Entries supplied: Begin

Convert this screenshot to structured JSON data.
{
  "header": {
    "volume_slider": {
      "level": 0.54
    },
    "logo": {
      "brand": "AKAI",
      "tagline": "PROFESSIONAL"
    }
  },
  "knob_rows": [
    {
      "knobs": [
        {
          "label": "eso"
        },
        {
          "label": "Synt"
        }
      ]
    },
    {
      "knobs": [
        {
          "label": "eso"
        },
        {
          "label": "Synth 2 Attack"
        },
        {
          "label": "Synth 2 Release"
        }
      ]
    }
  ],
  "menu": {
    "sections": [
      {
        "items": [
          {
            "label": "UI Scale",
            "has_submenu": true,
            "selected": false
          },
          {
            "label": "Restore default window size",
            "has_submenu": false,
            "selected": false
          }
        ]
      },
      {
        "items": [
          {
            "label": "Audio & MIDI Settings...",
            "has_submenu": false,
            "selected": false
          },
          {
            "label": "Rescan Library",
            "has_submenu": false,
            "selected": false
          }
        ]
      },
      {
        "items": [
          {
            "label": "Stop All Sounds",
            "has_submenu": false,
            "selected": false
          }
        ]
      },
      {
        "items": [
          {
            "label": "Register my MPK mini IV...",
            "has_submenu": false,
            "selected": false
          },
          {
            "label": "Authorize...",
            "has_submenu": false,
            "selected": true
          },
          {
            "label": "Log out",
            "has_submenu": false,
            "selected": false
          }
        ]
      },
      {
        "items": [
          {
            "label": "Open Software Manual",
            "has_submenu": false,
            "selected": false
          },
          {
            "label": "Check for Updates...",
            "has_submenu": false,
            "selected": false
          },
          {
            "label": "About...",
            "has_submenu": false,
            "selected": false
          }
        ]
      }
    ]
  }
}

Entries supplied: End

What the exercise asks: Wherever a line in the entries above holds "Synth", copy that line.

Exercise response:
          "label": "Synth 2 Attack"
          "label": "Synth 2 Release"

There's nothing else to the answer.